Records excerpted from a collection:
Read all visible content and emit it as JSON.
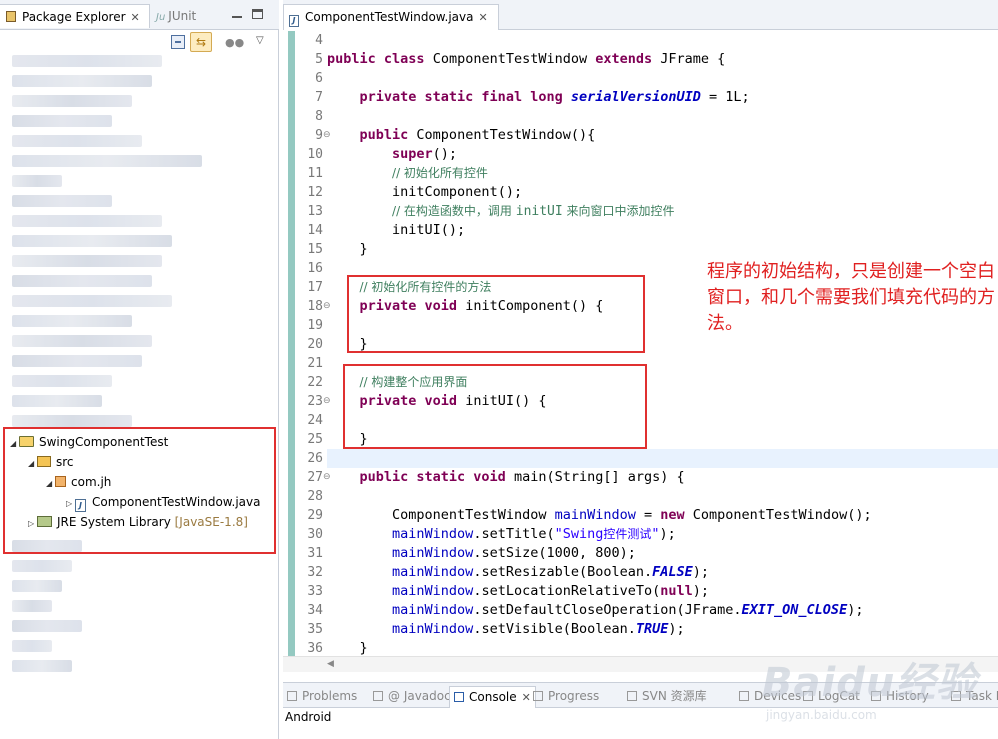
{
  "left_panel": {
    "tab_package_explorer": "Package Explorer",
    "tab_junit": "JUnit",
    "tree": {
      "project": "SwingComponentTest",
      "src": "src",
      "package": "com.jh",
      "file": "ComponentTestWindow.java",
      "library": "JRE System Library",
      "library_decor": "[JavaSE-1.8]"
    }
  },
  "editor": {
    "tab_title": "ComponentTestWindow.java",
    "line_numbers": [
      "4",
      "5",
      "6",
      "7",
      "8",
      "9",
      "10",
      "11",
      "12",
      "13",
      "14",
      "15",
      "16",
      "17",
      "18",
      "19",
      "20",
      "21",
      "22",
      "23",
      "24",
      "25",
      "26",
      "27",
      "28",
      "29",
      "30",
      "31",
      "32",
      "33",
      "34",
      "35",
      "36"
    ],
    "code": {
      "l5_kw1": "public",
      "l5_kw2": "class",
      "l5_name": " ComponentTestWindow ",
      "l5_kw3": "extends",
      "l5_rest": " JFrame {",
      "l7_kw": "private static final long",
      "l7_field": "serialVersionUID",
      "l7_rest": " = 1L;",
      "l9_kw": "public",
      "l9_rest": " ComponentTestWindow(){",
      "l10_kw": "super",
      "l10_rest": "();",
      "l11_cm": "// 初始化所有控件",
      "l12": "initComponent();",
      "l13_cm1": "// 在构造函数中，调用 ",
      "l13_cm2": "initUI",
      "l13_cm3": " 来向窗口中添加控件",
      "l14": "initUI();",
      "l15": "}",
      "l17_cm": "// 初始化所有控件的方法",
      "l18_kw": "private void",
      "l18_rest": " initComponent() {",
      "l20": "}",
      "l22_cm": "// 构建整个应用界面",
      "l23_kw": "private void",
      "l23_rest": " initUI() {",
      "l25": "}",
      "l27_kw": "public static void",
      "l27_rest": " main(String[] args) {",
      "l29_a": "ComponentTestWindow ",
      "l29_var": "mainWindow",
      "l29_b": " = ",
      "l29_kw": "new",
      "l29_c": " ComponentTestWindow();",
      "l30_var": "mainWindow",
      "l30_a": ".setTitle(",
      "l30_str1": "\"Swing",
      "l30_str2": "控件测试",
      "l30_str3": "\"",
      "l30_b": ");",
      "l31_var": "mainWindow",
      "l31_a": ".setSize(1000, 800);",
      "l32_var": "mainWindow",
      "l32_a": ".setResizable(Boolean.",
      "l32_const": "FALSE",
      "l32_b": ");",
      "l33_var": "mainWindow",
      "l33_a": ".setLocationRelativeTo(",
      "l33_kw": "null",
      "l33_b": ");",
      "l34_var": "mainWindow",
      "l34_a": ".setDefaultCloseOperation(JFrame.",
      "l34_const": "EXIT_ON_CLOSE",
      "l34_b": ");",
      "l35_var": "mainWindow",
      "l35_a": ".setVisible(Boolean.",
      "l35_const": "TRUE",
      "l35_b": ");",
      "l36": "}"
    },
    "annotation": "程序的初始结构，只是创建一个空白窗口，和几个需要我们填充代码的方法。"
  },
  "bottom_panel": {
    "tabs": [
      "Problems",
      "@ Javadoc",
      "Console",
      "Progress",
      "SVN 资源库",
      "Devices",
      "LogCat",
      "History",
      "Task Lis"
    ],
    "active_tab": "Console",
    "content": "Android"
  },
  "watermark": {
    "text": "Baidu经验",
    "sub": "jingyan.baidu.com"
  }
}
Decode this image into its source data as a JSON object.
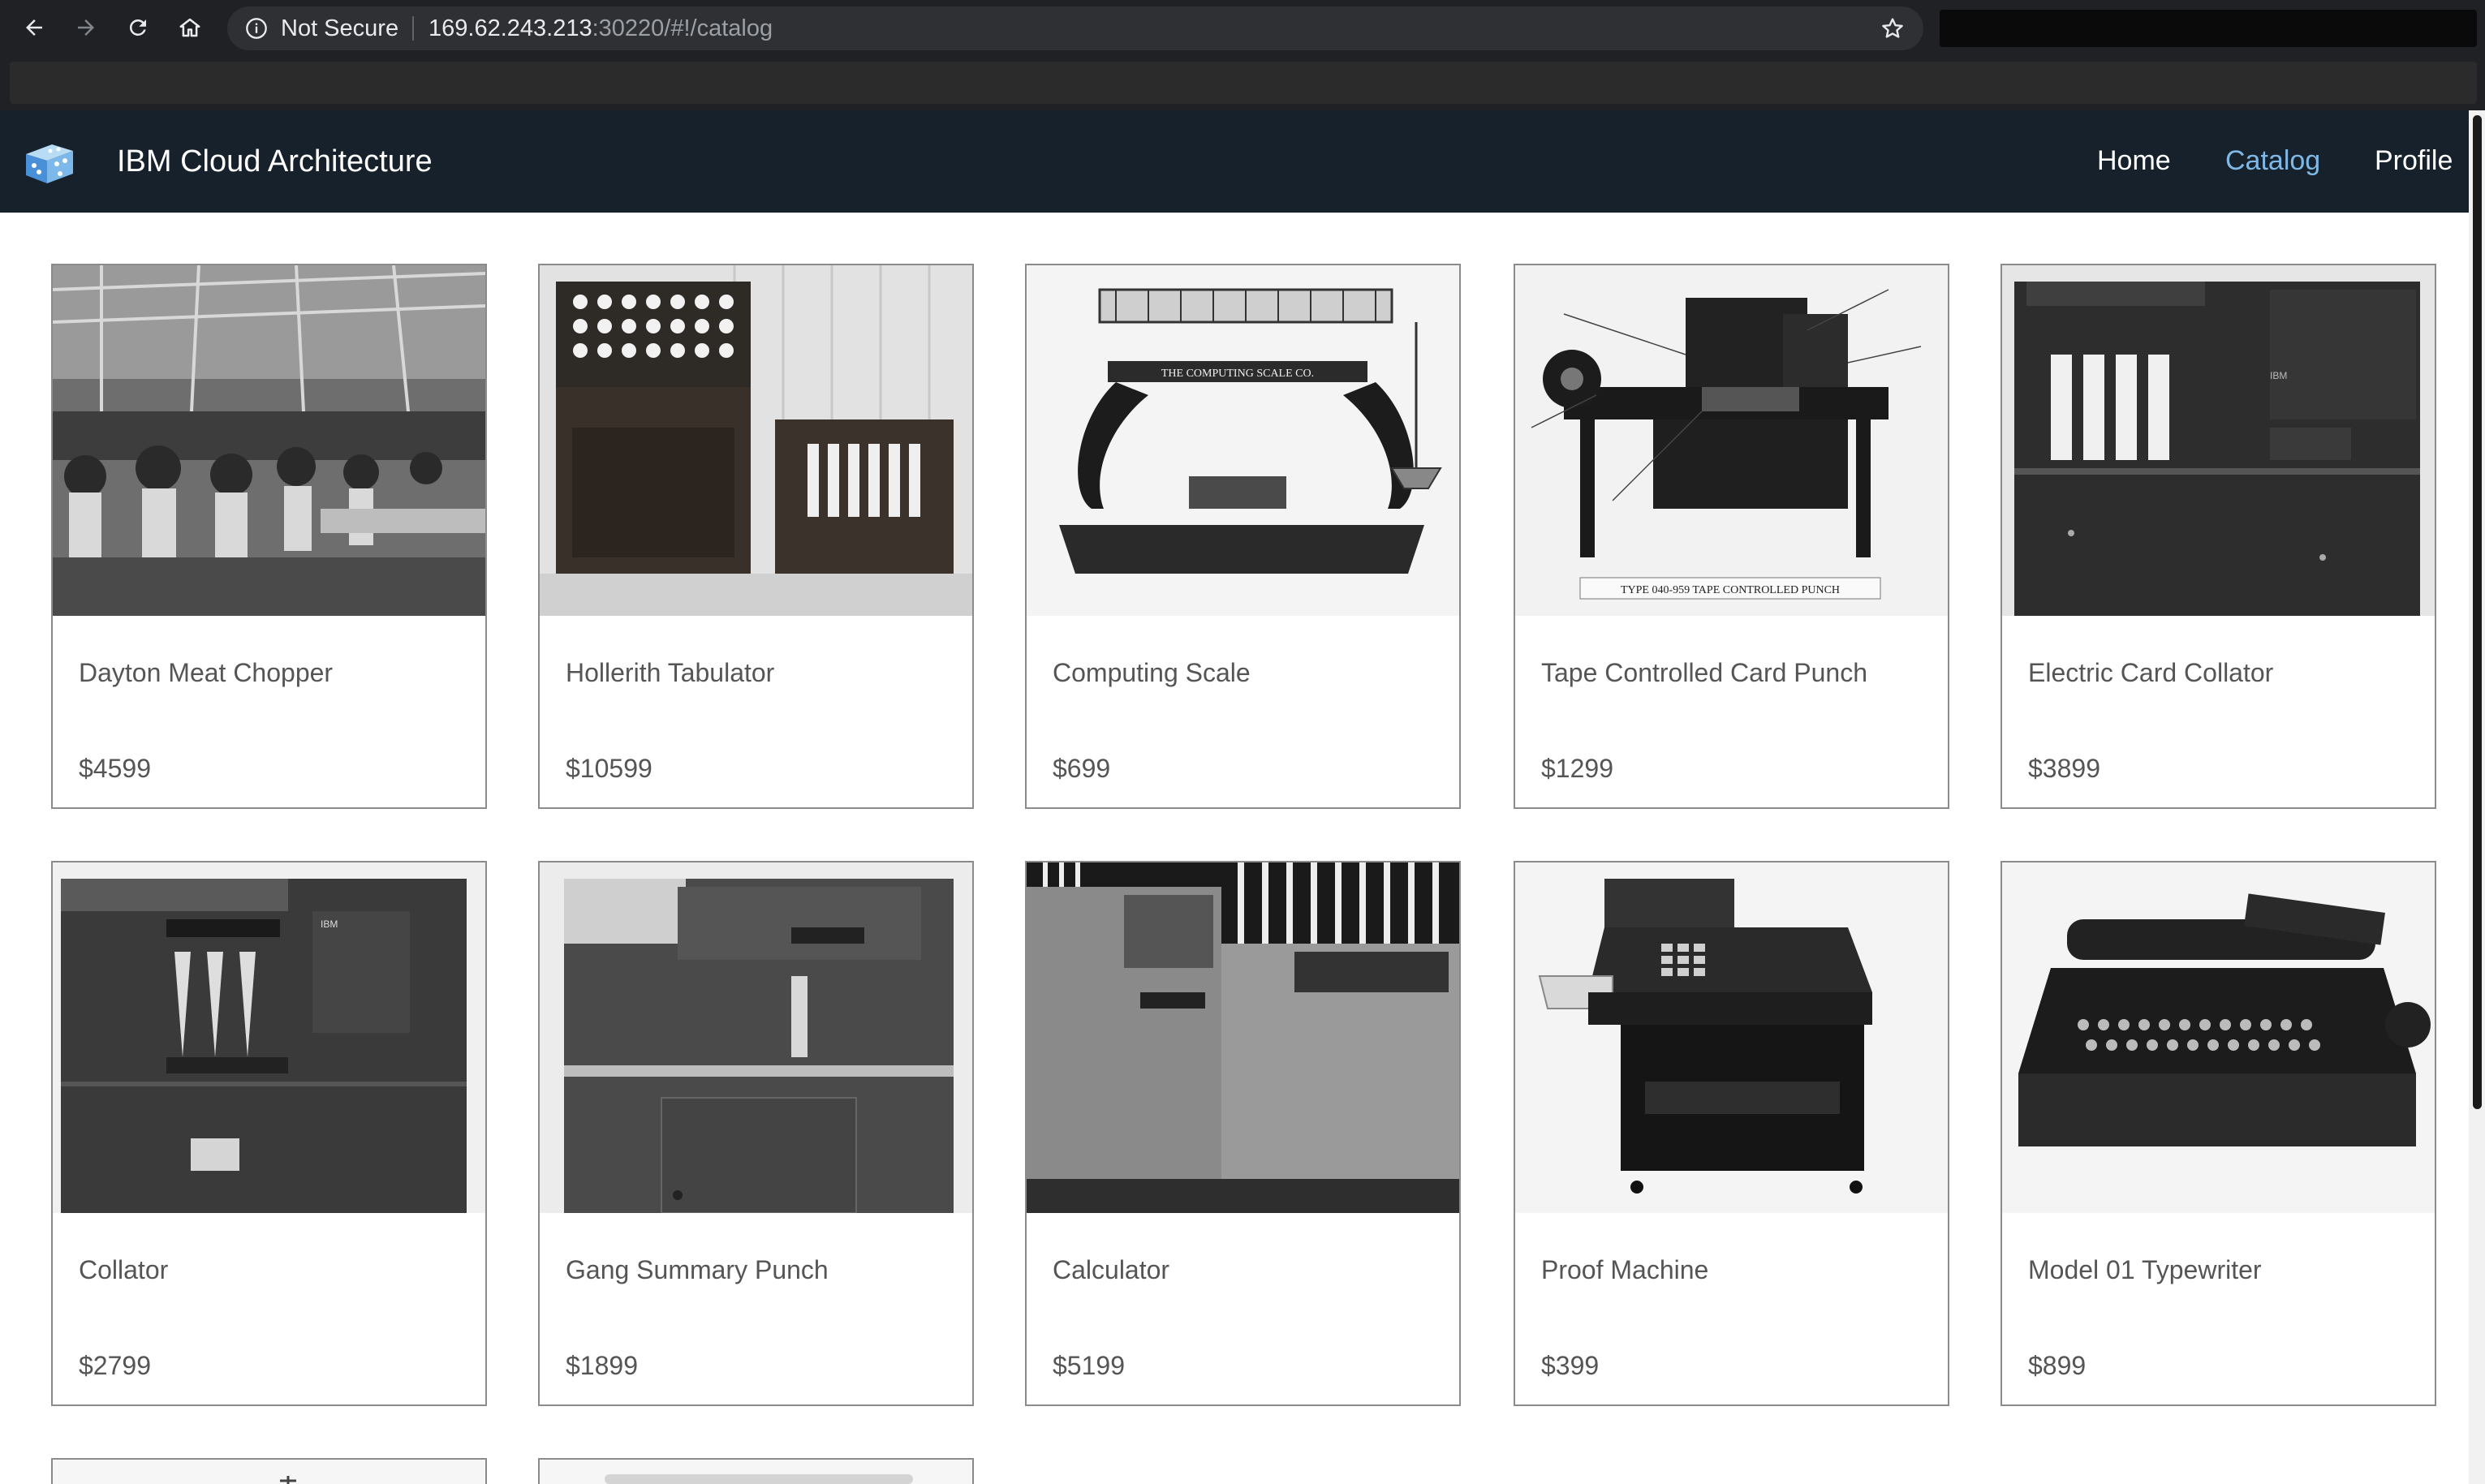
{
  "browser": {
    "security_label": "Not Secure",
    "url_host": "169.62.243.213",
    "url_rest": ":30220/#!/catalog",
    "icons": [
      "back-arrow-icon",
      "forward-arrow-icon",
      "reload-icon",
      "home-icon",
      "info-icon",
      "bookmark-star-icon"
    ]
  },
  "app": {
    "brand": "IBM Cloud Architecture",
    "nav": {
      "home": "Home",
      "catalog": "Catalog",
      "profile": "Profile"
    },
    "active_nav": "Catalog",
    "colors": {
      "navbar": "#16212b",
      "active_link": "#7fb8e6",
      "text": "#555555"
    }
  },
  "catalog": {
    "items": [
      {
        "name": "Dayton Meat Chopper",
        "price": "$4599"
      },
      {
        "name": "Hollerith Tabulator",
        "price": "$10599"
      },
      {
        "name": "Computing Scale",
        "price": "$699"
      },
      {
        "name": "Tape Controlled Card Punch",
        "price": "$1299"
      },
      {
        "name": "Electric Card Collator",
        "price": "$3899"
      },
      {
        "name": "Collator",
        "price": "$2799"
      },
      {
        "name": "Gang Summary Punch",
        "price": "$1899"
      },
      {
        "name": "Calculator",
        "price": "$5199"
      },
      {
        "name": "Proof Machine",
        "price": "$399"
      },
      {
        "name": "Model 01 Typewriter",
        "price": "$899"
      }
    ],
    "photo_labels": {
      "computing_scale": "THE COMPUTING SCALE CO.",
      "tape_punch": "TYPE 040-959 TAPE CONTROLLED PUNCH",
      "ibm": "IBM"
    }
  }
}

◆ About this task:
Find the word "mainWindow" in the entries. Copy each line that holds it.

◆ Answer below:
      "l29_var": "mainWindow",
      "l30_var": "mainWindow",
      "l31_var": "mainWindow",
      "l32_var": "mainWindow",
      "l33_var": "mainWindow",
      "l34_var": "mainWindow",
      "l35_var": "mainWindow",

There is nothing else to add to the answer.